Greenpeace left red-faced after travel scandal

2014-06-24 15:25
Greenpeace France's director Pascal Husting. (Jean-Pierre Muller, AFP)

Greenpeace France's director Pascal Husting. (Jean-Pierre Muller, AFP)

Multimedia   ·   User Galleries   ·   News in Pictures Send us your pictures  ·  Send us your stories

The Hague – Anti-carbon advocate Greenpeace has grounded flights for a top official after a media report fingered him for commuting by plane between his Luxembourg home and its Amsterdam-based headquarters, a spokesperson said on Tuesday.

A storm erupted on Monday when The Guardian newspaper revealed that Greenpeace's number two, Pascal Husting, opted to fly the 40km between work and home twice a month, rather than drive or take the train.

Greenpeace is a strong advocate against carbon dioxide emissions, including that resulting from air travel. It regularly urges airlines to end needless short-haul routes.

"He will no longer fly to get to Amsterdam. He's now travelling by train", Greenpeace spokesperson Mike Townsley said.

Husting, the environmental group's former director in France, became the organisation's deputy head in 2011. He asked not to move his young family to Amsterdam after taking the job, Townsley said.


Husting initially flew to the Dutch capital once a week, but later cut it to two trips per month.

"It was a difficult compromise for Pascal, he had a young family and his wife was pregnant", Townsley said, adding that Greenpeace supported the arrangement.

"At first it was a temporary solution, but it lasted longer than necessary", Townsley added.

Husting told the Dutch daily tabloid Algemeen Dagblad he had "moved twice in two years and my children will be once again confronted with a new language."

"I haven't flown in five years for any personal reasons", he added.

"I am very aware of carbon dioxide emissions and that airline traffic is one of the biggest-growing polluters."

The revelation is the second controversy in two weeks to hit the environmental charity, better known for its daring actions at nuclear power plants and Arctic oil rigs to highlight dangers of environmental pollution.

Earlier this month Greenpeace said it fired an employee after he lost the group $5.15m in a failed gamble on the international currency market.

John Sauven, Greenpeace's director in Britain, wrote in a blogpost on Greenpeace UK's website that the decision to allow Husting to fly is "a really tough one".

"What kind of compromises do you make in your efforts to try to make the world a better place?" he asked.

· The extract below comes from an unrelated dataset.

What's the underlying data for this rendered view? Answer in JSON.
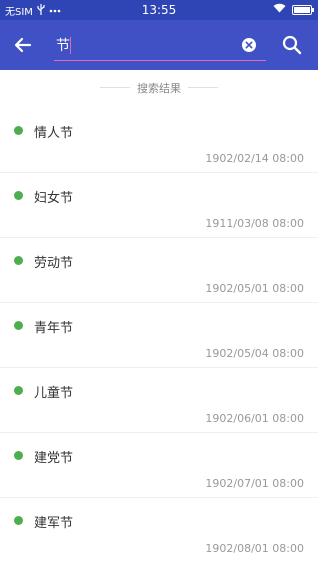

"It is very clear a lot of Greenpeace supporters feel this was the wrong decision", Sauven added.
Read more on:    greenpeace  |  luxembourg  |  amsterdam  |  climate change

Join the conversation! encourages commentary submitted via MyNews24. Contributions of 200 words or more will be considered for publication.

We reserve editorial discretion to decide what will be published.
Read our comments policy for guidelines on contributions.
NEXT ON NEWS24X publishes all comments posted on articles provided that they adhere to our Comments Policy. Should you wish to report a comment for editorial review, please do so by clicking the 'Report Comment' button to the right of each comment.

Comment on this story
Comments have been closed for this article.

Inside News24

Traffic Alerts
There are new stories on the homepage. Click here to see them.


Create Profile

Creating your profile will enable you to submit photos and stories to get published on News24.

Please provide a username for your profile page:

This username must be unique, cannot be edited and will be used in the URL to your profile page across the entire network.


Location Settings

News24 allows you to edit the display of certain components based on a location. If you wish to personalise the page based on your preferences, please select a location for each component and click "Submit" in order for the changes to take affect.

Facebook Sign-In

Hi News addict,

Join the News24 Community to be involved in breaking the news.

Log in with Facebook to comment and personalise news, weather and listings.